**Brief**. Give the number of lines in the data that contain the word "goxtool"; no other text is needed.

Records from a data source

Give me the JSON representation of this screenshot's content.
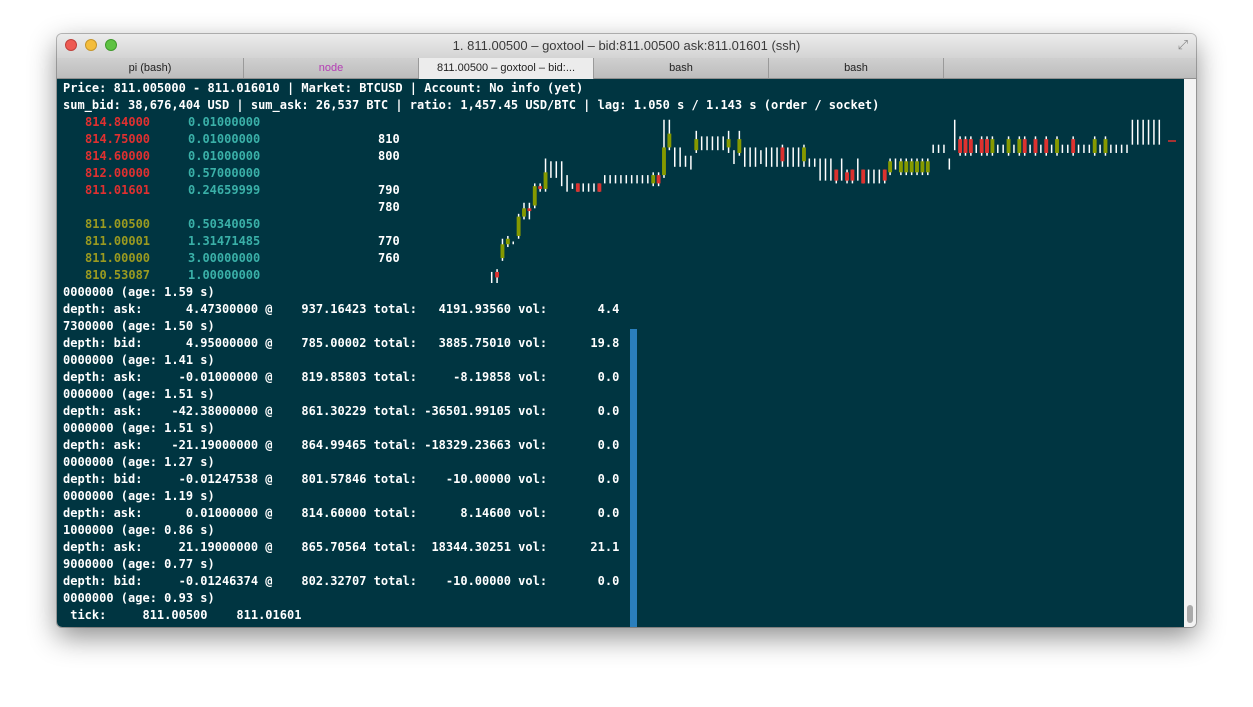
{
  "window": {
    "title": "1. 811.00500 – goxtool – bid:811.00500 ask:811.01601 (ssh)",
    "fullscreen_icon": "fullscreen-arrows-icon"
  },
  "tabs": [
    {
      "label": "pi (bash)"
    },
    {
      "label": "node"
    },
    {
      "label": "811.00500 – goxtool – bid:..."
    },
    {
      "label": "bash"
    },
    {
      "label": "bash"
    }
  ],
  "header": {
    "line1": "Price: 811.005000 - 811.016010 | Market: BTCUSD | Account: No info (yet)",
    "line2": "sum_bid: 38,676,404 USD | sum_ask: 26,537 BTC | ratio: 1,457.45 USD/BTC | lag: 1.050 s / 1.143 s (order / socket)"
  },
  "orderbook": {
    "asks": [
      {
        "price": "814.84000",
        "volume": "0.01000000"
      },
      {
        "price": "814.75000",
        "volume": "0.01000000"
      },
      {
        "price": "814.60000",
        "volume": "0.01000000"
      },
      {
        "price": "812.00000",
        "volume": "0.57000000"
      },
      {
        "price": "811.01601",
        "volume": "0.24659999"
      }
    ],
    "bids": [
      {
        "price": "811.00500",
        "volume": "0.50340050"
      },
      {
        "price": "811.00001",
        "volume": "1.31471485"
      },
      {
        "price": "811.00000",
        "volume": "3.00000000"
      },
      {
        "price": "810.53087",
        "volume": "1.00000000"
      }
    ]
  },
  "chart_data": {
    "type": "candlestick",
    "y_tick_labels": [
      "810",
      "800",
      "790",
      "780",
      "770",
      "760"
    ],
    "y_ticks": [
      810,
      800,
      790,
      780,
      770,
      760
    ],
    "ylim": [
      756,
      816
    ],
    "colors": {
      "up": "#859900",
      "down": "#dc322f",
      "wick": "#ffffff"
    },
    "candles": [
      {
        "open": 759,
        "close": 759,
        "high": 760,
        "low": 756
      },
      {
        "open": 760,
        "close": 758,
        "high": 761,
        "low": 756
      },
      {
        "open": 765,
        "close": 770,
        "high": 772,
        "low": 764
      },
      {
        "open": 770,
        "close": 772,
        "high": 773,
        "low": 769
      },
      {
        "open": 771,
        "close": 771,
        "high": 771,
        "low": 770
      },
      {
        "open": 773,
        "close": 780,
        "high": 781,
        "low": 772
      },
      {
        "open": 780,
        "close": 783,
        "high": 785,
        "low": 779
      },
      {
        "open": 783,
        "close": 782,
        "high": 785,
        "low": 779
      },
      {
        "open": 784,
        "close": 791,
        "high": 792,
        "low": 783
      },
      {
        "open": 791,
        "close": 790,
        "high": 792,
        "low": 789
      },
      {
        "open": 790,
        "close": 796,
        "high": 801,
        "low": 789
      },
      {
        "open": 795,
        "close": 795,
        "high": 800,
        "low": 794
      },
      {
        "open": 794,
        "close": 794,
        "high": 800,
        "low": 794
      },
      {
        "open": 795,
        "close": 795,
        "high": 800,
        "low": 791
      },
      {
        "open": 794,
        "close": 794,
        "high": 795,
        "low": 789
      },
      {
        "open": 792,
        "close": 792,
        "high": 792,
        "low": 790
      },
      {
        "open": 792,
        "close": 789,
        "high": 792,
        "low": 789
      },
      {
        "open": 790,
        "close": 790,
        "high": 792,
        "low": 789
      },
      {
        "open": 790,
        "close": 790,
        "high": 792,
        "low": 789
      },
      {
        "open": 790,
        "close": 790,
        "high": 792,
        "low": 789
      },
      {
        "open": 792,
        "close": 789,
        "high": 792,
        "low": 789
      },
      {
        "open": 793,
        "close": 793,
        "high": 795,
        "low": 792
      },
      {
        "open": 794,
        "close": 794,
        "high": 795,
        "low": 792
      },
      {
        "open": 794,
        "close": 794,
        "high": 795,
        "low": 792
      },
      {
        "open": 795,
        "close": 795,
        "high": 795,
        "low": 792
      },
      {
        "open": 795,
        "close": 795,
        "high": 795,
        "low": 792
      },
      {
        "open": 795,
        "close": 795,
        "high": 795,
        "low": 792
      },
      {
        "open": 794,
        "close": 794,
        "high": 795,
        "low": 792
      },
      {
        "open": 795,
        "close": 795,
        "high": 795,
        "low": 792
      },
      {
        "open": 792,
        "close": 792,
        "high": 795,
        "low": 792
      },
      {
        "open": 792,
        "close": 795,
        "high": 796,
        "low": 791
      },
      {
        "open": 795,
        "close": 792,
        "high": 796,
        "low": 791
      },
      {
        "open": 795,
        "close": 805,
        "high": 815,
        "low": 794
      },
      {
        "open": 805,
        "close": 810,
        "high": 815,
        "low": 804
      },
      {
        "open": 800,
        "close": 800,
        "high": 805,
        "low": 798
      },
      {
        "open": 800,
        "close": 800,
        "high": 805,
        "low": 798
      },
      {
        "open": 800,
        "close": 800,
        "high": 802,
        "low": 798
      },
      {
        "open": 798,
        "close": 798,
        "high": 802,
        "low": 797
      },
      {
        "open": 804,
        "close": 808,
        "high": 811,
        "low": 803
      },
      {
        "open": 808,
        "close": 808,
        "high": 809,
        "low": 804
      },
      {
        "open": 805,
        "close": 805,
        "high": 809,
        "low": 804
      },
      {
        "open": 805,
        "close": 805,
        "high": 809,
        "low": 804
      },
      {
        "open": 805,
        "close": 805,
        "high": 809,
        "low": 804
      },
      {
        "open": 805,
        "close": 805,
        "high": 809,
        "low": 804
      },
      {
        "open": 805,
        "close": 808,
        "high": 811,
        "low": 803
      },
      {
        "open": 803,
        "close": 803,
        "high": 804,
        "low": 799
      },
      {
        "open": 803,
        "close": 808,
        "high": 811,
        "low": 802
      },
      {
        "open": 800,
        "close": 800,
        "high": 805,
        "low": 798
      },
      {
        "open": 800,
        "close": 800,
        "high": 805,
        "low": 798
      },
      {
        "open": 800,
        "close": 800,
        "high": 805,
        "low": 798
      },
      {
        "open": 803,
        "close": 803,
        "high": 804,
        "low": 799
      },
      {
        "open": 800,
        "close": 800,
        "high": 805,
        "low": 798
      },
      {
        "open": 800,
        "close": 800,
        "high": 805,
        "low": 798
      },
      {
        "open": 800,
        "close": 800,
        "high": 805,
        "low": 798
      },
      {
        "open": 805,
        "close": 800,
        "high": 806,
        "low": 798
      },
      {
        "open": 800,
        "close": 800,
        "high": 805,
        "low": 798
      },
      {
        "open": 800,
        "close": 800,
        "high": 805,
        "low": 798
      },
      {
        "open": 800,
        "close": 800,
        "high": 805,
        "low": 798
      },
      {
        "open": 800,
        "close": 805,
        "high": 806,
        "low": 798
      },
      {
        "open": 800,
        "close": 800,
        "high": 801,
        "low": 798
      },
      {
        "open": 800,
        "close": 800,
        "high": 801,
        "low": 798
      },
      {
        "open": 796,
        "close": 796,
        "high": 801,
        "low": 793
      },
      {
        "open": 798,
        "close": 798,
        "high": 801,
        "low": 793
      },
      {
        "open": 800,
        "close": 800,
        "high": 801,
        "low": 793
      },
      {
        "open": 797,
        "close": 793,
        "high": 797,
        "low": 792
      },
      {
        "open": 796,
        "close": 796,
        "high": 801,
        "low": 793
      },
      {
        "open": 796,
        "close": 793,
        "high": 797,
        "low": 792
      },
      {
        "open": 797,
        "close": 793,
        "high": 797,
        "low": 792
      },
      {
        "open": 796,
        "close": 796,
        "high": 801,
        "low": 793
      },
      {
        "open": 797,
        "close": 792,
        "high": 797,
        "low": 792
      },
      {
        "open": 796,
        "close": 796,
        "high": 797,
        "low": 792
      },
      {
        "open": 796,
        "close": 796,
        "high": 797,
        "low": 792
      },
      {
        "open": 796,
        "close": 796,
        "high": 797,
        "low": 792
      },
      {
        "open": 797,
        "close": 793,
        "high": 797,
        "low": 792
      },
      {
        "open": 796,
        "close": 800,
        "high": 801,
        "low": 795
      },
      {
        "open": 800,
        "close": 800,
        "high": 801,
        "low": 797
      },
      {
        "open": 796,
        "close": 800,
        "high": 801,
        "low": 795
      },
      {
        "open": 796,
        "close": 800,
        "high": 801,
        "low": 795
      },
      {
        "open": 796,
        "close": 800,
        "high": 801,
        "low": 795
      },
      {
        "open": 796,
        "close": 800,
        "high": 801,
        "low": 795
      },
      {
        "open": 796,
        "close": 800,
        "high": 801,
        "low": 795
      },
      {
        "open": 796,
        "close": 800,
        "high": 801,
        "low": 795
      },
      {
        "open": 805,
        "close": 805,
        "high": 806,
        "low": 803
      },
      {
        "open": 805,
        "close": 805,
        "high": 806,
        "low": 803
      },
      {
        "open": 805,
        "close": 805,
        "high": 806,
        "low": 803
      },
      {
        "open": 800,
        "close": 800,
        "high": 801,
        "low": 797
      },
      {
        "open": 807,
        "close": 807,
        "high": 815,
        "low": 804
      },
      {
        "open": 808,
        "close": 803,
        "high": 809,
        "low": 802
      },
      {
        "open": 808,
        "close": 803,
        "high": 809,
        "low": 802
      },
      {
        "open": 808,
        "close": 803,
        "high": 809,
        "low": 802
      },
      {
        "open": 805,
        "close": 805,
        "high": 806,
        "low": 803
      },
      {
        "open": 808,
        "close": 803,
        "high": 809,
        "low": 802
      },
      {
        "open": 808,
        "close": 803,
        "high": 809,
        "low": 802
      },
      {
        "open": 803,
        "close": 808,
        "high": 809,
        "low": 802
      },
      {
        "open": 805,
        "close": 805,
        "high": 806,
        "low": 803
      },
      {
        "open": 805,
        "close": 805,
        "high": 806,
        "low": 803
      },
      {
        "open": 803,
        "close": 808,
        "high": 809,
        "low": 802
      },
      {
        "open": 805,
        "close": 805,
        "high": 806,
        "low": 803
      },
      {
        "open": 803,
        "close": 808,
        "high": 809,
        "low": 802
      },
      {
        "open": 808,
        "close": 803,
        "high": 809,
        "low": 802
      },
      {
        "open": 805,
        "close": 805,
        "high": 806,
        "low": 803
      },
      {
        "open": 808,
        "close": 803,
        "high": 809,
        "low": 802
      },
      {
        "open": 805,
        "close": 805,
        "high": 806,
        "low": 803
      },
      {
        "open": 808,
        "close": 803,
        "high": 809,
        "low": 802
      },
      {
        "open": 805,
        "close": 805,
        "high": 806,
        "low": 803
      },
      {
        "open": 803,
        "close": 808,
        "high": 809,
        "low": 802
      },
      {
        "open": 805,
        "close": 805,
        "high": 806,
        "low": 803
      },
      {
        "open": 805,
        "close": 805,
        "high": 806,
        "low": 803
      },
      {
        "open": 808,
        "close": 803,
        "high": 809,
        "low": 802
      },
      {
        "open": 805,
        "close": 805,
        "high": 806,
        "low": 803
      },
      {
        "open": 805,
        "close": 805,
        "high": 806,
        "low": 803
      },
      {
        "open": 805,
        "close": 805,
        "high": 806,
        "low": 803
      },
      {
        "open": 803,
        "close": 808,
        "high": 809,
        "low": 802
      },
      {
        "open": 805,
        "close": 805,
        "high": 806,
        "low": 803
      },
      {
        "open": 803,
        "close": 808,
        "high": 809,
        "low": 802
      },
      {
        "open": 805,
        "close": 805,
        "high": 806,
        "low": 803
      },
      {
        "open": 805,
        "close": 805,
        "high": 806,
        "low": 803
      },
      {
        "open": 805,
        "close": 805,
        "high": 806,
        "low": 803
      },
      {
        "open": 805,
        "close": 805,
        "high": 806,
        "low": 803
      },
      {
        "open": 807,
        "close": 807,
        "high": 815,
        "low": 806
      },
      {
        "open": 807,
        "close": 807,
        "high": 815,
        "low": 806
      },
      {
        "open": 807,
        "close": 807,
        "high": 815,
        "low": 806
      },
      {
        "open": 807,
        "close": 807,
        "high": 815,
        "low": 806
      },
      {
        "open": 807,
        "close": 807,
        "high": 815,
        "low": 806
      },
      {
        "open": 807,
        "close": 807,
        "high": 815,
        "low": 806
      }
    ]
  },
  "log": [
    {
      "text": "0000000 (age: 1.59 s)"
    },
    {
      "text": "depth: ask:      4.47300000 @    937.16423 total:   4191.93560 vol:       4.4"
    },
    {
      "text": "7300000 (age: 1.50 s)"
    },
    {
      "text": "depth: bid:      4.95000000 @    785.00002 total:   3885.75010 vol:      19.8"
    },
    {
      "text": "0000000 (age: 1.41 s)"
    },
    {
      "text": "depth: ask:     -0.01000000 @    819.85803 total:     -8.19858 vol:       0.0"
    },
    {
      "text": "0000000 (age: 1.51 s)"
    },
    {
      "text": "depth: ask:    -42.38000000 @    861.30229 total: -36501.99105 vol:       0.0"
    },
    {
      "text": "0000000 (age: 1.51 s)"
    },
    {
      "text": "depth: ask:    -21.19000000 @    864.99465 total: -18329.23663 vol:       0.0"
    },
    {
      "text": "0000000 (age: 1.27 s)"
    },
    {
      "text": "depth: bid:     -0.01247538 @    801.57846 total:    -10.00000 vol:       0.0"
    },
    {
      "text": "0000000 (age: 1.19 s)"
    },
    {
      "text": "depth: ask:      0.01000000 @    814.60000 total:      8.14600 vol:       0.0"
    },
    {
      "text": "1000000 (age: 0.86 s)"
    },
    {
      "text": "depth: ask:     21.19000000 @    865.70564 total:  18344.30251 vol:      21.1"
    },
    {
      "text": "9000000 (age: 0.77 s)"
    },
    {
      "text": "depth: bid:     -0.01246374 @    802.32707 total:    -10.00000 vol:       0.0"
    },
    {
      "text": "0000000 (age: 0.93 s)"
    },
    {
      "text": " tick:     811.00500    811.01601"
    }
  ],
  "colors": {
    "terminal_bg": "#003541",
    "ask": "#e03030",
    "bid": "#9a9a20",
    "volume": "#3ab0a8",
    "divider": "#2a7fbd"
  }
}
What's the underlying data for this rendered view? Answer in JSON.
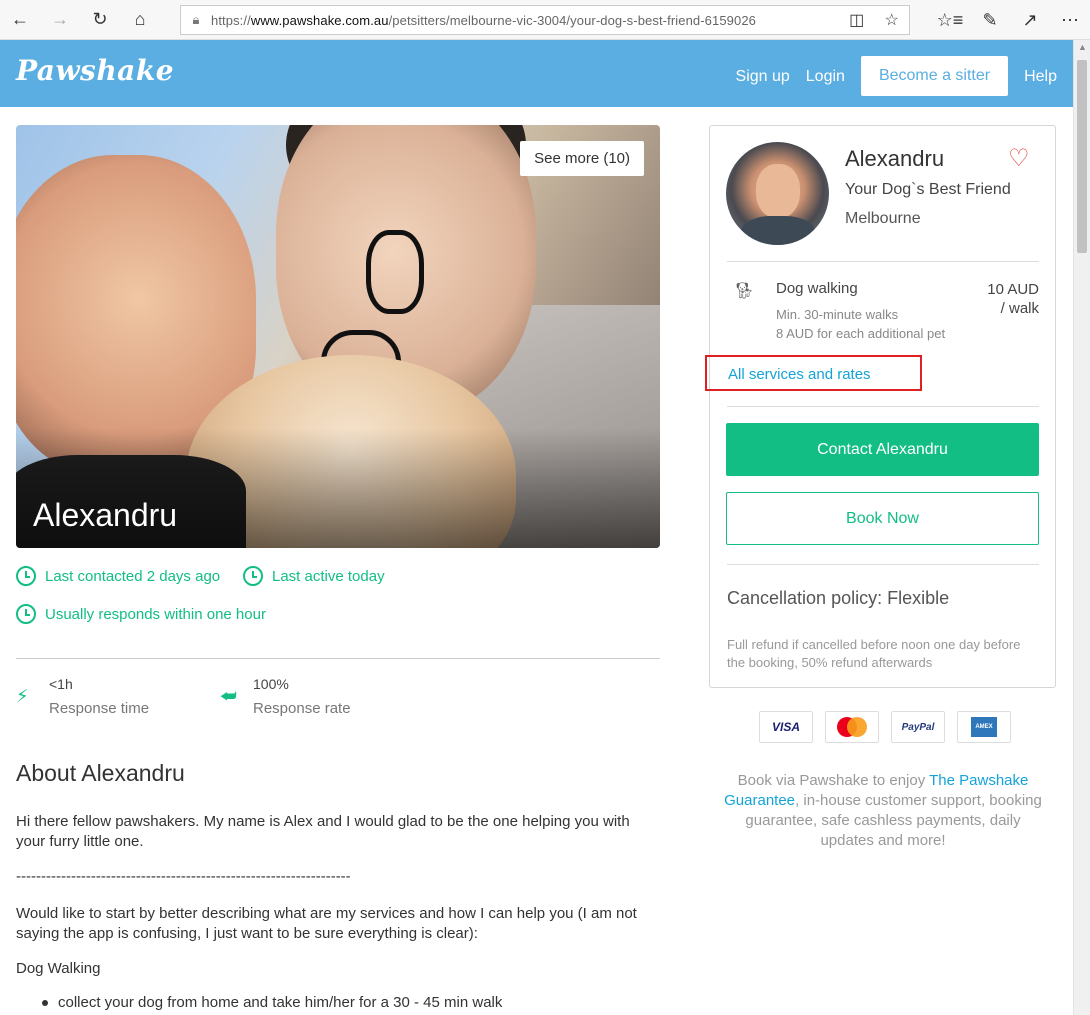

**Solution to this exercise**. 2